Exercise description: The answer must consist of every line from the data that holds "title".

Component data from apps and pages:
● ● ● ● ● ● ●
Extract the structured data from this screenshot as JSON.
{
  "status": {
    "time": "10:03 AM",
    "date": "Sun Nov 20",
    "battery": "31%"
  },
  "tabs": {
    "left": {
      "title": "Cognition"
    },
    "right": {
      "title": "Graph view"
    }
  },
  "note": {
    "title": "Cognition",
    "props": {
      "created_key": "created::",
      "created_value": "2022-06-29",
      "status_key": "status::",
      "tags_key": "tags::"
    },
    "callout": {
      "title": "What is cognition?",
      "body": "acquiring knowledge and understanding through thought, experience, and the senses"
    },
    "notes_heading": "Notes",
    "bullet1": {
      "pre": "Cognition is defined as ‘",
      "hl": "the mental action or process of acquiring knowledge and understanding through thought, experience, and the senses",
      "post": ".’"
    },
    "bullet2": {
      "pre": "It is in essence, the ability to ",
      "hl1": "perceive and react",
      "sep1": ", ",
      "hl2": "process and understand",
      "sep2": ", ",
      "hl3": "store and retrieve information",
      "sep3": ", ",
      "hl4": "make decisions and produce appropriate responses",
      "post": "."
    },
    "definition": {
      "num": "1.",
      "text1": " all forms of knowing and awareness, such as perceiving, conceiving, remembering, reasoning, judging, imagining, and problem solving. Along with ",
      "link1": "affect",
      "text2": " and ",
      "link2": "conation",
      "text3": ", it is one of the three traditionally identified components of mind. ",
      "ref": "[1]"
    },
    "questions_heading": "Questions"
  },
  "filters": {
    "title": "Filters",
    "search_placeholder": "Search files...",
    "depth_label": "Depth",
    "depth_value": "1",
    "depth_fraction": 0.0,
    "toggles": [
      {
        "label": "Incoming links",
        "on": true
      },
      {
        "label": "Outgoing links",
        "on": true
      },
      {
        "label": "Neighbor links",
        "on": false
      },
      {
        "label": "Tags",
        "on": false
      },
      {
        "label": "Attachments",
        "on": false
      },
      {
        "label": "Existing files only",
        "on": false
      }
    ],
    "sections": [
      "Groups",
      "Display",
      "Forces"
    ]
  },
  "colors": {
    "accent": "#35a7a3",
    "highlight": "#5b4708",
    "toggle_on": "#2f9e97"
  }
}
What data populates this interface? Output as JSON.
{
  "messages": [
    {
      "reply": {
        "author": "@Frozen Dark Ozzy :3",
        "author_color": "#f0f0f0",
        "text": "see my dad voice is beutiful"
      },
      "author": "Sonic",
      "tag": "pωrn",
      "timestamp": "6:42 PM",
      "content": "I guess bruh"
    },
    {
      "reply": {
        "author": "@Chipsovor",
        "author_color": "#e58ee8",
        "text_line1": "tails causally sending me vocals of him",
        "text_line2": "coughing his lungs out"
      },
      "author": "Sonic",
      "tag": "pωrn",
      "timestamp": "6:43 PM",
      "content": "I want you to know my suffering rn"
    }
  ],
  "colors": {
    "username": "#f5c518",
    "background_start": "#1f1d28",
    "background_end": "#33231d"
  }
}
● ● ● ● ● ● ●
Response area:
      "title": "Cognition"
      "title": "Graph view"
    "title": "Cognition",
      "title": "What is cognition?",
    "title": "Filters",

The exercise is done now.